drego: the unrequited narcissist

Jan 13

Grammar matters!
(via uberhumor)

Grammar matters!

(via uberhumor)

Having a narcissist for the holidays? -

"Your resident narcissist — that excessively self-centered, self-important admiration hog — is ready to fill your holiday stocking with complication, drama and disappointment. Yes, just like last year. My definition of a narcissist is someone who possesses excessive amounts of self-centeredness and an inflated sense of importance. When a narcissist is a part of an event, other guests may try to ignore him, or overlook or justify his behaviors. It is often challenging to figure out whether or not a person is a narcissist, because these people are highly skilled in protecting themselves to the point that it may be difficult to truly get to know them (as they most often don’t even know themselves)."  Read more…

(source: USA Today)

On the destructive nature of narcissist CEOs -

From a recent study in Administrative Science Quarterly:

"Highly narcissistic CEOs are much less responsive to recent objective measures of their performance than less narcissistic CEOs. They found the narcissists would continue to make lots of acquisitions at high premiums, even when their company hadn’t been doing well…"

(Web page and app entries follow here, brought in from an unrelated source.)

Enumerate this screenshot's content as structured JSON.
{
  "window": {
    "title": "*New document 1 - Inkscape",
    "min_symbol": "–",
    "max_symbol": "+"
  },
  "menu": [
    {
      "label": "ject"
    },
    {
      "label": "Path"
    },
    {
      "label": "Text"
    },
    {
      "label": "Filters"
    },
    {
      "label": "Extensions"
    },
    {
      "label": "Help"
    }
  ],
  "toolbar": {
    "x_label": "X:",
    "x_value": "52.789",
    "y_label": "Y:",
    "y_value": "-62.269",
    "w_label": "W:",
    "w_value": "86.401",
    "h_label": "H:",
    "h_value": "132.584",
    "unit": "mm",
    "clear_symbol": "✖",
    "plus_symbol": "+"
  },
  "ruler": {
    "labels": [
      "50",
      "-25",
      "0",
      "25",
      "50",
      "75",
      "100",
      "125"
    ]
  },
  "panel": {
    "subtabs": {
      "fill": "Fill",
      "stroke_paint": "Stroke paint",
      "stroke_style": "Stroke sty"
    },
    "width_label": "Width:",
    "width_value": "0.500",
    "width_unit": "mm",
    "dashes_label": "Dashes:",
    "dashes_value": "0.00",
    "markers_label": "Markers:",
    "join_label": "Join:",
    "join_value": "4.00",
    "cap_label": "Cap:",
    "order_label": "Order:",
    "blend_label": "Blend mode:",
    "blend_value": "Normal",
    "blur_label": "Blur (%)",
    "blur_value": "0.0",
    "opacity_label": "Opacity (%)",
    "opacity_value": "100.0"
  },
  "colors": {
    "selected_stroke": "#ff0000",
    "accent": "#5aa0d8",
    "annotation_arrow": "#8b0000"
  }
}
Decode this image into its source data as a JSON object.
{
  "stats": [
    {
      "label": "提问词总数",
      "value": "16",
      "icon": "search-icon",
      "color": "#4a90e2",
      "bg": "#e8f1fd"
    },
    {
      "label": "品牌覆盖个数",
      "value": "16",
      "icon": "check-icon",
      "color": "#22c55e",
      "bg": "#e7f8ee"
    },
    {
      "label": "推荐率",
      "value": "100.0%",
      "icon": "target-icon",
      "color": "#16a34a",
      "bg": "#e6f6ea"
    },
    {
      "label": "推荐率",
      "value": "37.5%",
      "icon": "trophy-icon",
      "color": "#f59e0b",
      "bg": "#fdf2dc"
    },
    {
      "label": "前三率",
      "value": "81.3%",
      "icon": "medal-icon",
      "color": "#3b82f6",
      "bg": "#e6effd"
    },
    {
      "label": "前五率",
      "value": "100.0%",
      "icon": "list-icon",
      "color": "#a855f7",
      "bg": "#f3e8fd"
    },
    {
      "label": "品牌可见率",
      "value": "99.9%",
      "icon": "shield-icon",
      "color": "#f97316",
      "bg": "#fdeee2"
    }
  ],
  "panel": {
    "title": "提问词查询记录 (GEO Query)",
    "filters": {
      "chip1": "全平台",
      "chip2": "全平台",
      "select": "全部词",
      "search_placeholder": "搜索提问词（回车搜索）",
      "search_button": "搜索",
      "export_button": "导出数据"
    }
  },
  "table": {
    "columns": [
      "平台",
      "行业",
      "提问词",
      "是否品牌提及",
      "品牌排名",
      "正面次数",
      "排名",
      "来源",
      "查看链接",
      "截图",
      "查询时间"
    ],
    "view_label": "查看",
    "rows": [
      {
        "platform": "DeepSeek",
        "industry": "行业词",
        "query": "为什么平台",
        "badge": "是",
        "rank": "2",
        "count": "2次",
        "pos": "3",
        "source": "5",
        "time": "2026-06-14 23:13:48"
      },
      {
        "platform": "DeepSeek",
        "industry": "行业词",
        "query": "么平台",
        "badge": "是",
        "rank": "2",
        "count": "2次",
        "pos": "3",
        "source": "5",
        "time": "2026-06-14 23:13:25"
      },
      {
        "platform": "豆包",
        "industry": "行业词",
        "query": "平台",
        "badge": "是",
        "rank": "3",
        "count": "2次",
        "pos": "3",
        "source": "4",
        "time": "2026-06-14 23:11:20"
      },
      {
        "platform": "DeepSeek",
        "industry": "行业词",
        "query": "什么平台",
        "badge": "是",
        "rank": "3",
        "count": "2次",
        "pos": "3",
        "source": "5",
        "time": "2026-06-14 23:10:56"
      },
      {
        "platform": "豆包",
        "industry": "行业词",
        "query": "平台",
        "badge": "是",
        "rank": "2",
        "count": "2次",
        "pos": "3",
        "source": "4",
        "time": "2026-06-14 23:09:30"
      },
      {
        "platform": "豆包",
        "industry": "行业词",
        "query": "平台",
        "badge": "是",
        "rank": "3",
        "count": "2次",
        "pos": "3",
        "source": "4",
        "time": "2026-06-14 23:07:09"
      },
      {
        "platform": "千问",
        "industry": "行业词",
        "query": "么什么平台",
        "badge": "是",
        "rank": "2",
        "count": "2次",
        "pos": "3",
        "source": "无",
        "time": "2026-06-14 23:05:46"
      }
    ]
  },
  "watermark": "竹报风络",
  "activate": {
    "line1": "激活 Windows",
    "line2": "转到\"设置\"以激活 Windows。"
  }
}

"Most interesting though, they found that highly narcissistic CEOs were very responsive to social praise (measured as media praise and media awards) and this would spur them on to increase their pace of acquisitions and premiums paid (which, over time, tended to destroy shareholder value). Less narcissistic CEOs were much less responsive to social praise."

Read more…

(source: Administrative Science Quarterly, via IT World)

The possibility of alien life is now (almost) impossible to deny -

"An international team of astronomers have reached the most definitive conclusion, one with profound implications: our galaxy contains a minimum of 100 billion planets. Of those, most are small planets like ours. Statistically, every star would have at least one planet. This means that the chances of life and habitable planets in our galaxy alone is overwhelmingly high. So high that it’s impossible to deny that it’s out there. The only question is how much of that is little dumb critters and how much is civilized."  Read More…

(source: Gizmodo)

Microsoft files patent on monitoring employee work habits -

"Question: would you work at a job that uses software to automatically track your work habits based on e-mails, phone calls and even video conferences? Someone at Microsoft thinks that’s a good enough idea to deserve a patent. The Microsoft patent filing — discovered by GeekWire— covers a computer system capable of not only monitoring the behavior of employees, but also assigning positive or negative scores to each action. Examples given include flagging someone who repeatedly cuts off colleagues during conversations, or raising the alarm over a supervisor who repeatedly bugs underlings during their lunch break.”  Read more…

(source: GeekWire, via Live Science)

Now this is how to draw on the back off a dirty car
(via: uberhumor)

Now this is how to draw on the back off a dirty car

(via: uberhumor)

Do nice guys finish last? -

"Overall, across the first three studies, men who are one standard deviation below the mean on agreeableness earn an average of 18.31 percent ($9,772) more than men one standard deviation above the mean on agreeableness. Meanwhile, the “disagreeableness premium” for women was only 5.47 percent ($1,828). Thus, the income premium for disagreeableness is more than three times stronger for men than for women.”  Read more…

(source: Wired)

What was the first math problem that we needed a computer to solve? -

"In the 1970s, a remarkable thing was done; a computer was used to solve a math problem. This, in and of itself, was not remarkable. The difference engine could do it. But this problem was the first one that would probably remain unsolved if it weren’t for computers. Find out about the Four-Color Theorem, and why it needed to be turned over to the machines."  Read more…

I remember reading about this proof in Scientific American when it first came out! —drego

(source: Mathematics Association of America, via io9)

(via uberhumor)

(via uberhumor)

Jan 10

(via uberhumor)

(via uberhumor)

(source: Dilbert by Scott Adams)

(source: Dilbert by Scott Adams)

The Atlantic profiles Super Deli Mart: ‘Postmodern Elks Club’ -

"Readers across America (and likely beyond) who check out The Atlantic‘s website today have the opportunity to read about West Seattle’s Super Deli Mart. The article by Christopher Solomon is headlined “A Postmodern Elks Club Serving Some of the World’s Best Beer” but talks about the 35th/Barton store as a community gathering place as well as a beverage retailer."  Read more…

Hey, that’s right around the corner from where I live! —drego

(source: The Atlantic, via West Seattle Blog)

[video]

Is today's society too self-centered? -

"According to [Jean] Twenge, narcissistic personality disorder originated with the assumption that ‘if you have a high self-image, then you are more likely to help people and less likely to hurt people. But this is not true. In actuality, people who are narcissistic tend to be more aggressive and less likely to help others.’ In her research, she found narcissism to be more prevalent in the workforce and among college students than it used to be in prior generations."  Read more…

(source: newstimes.com)

(source: CheckpointUSA.org)

(source: CheckpointUSA.org)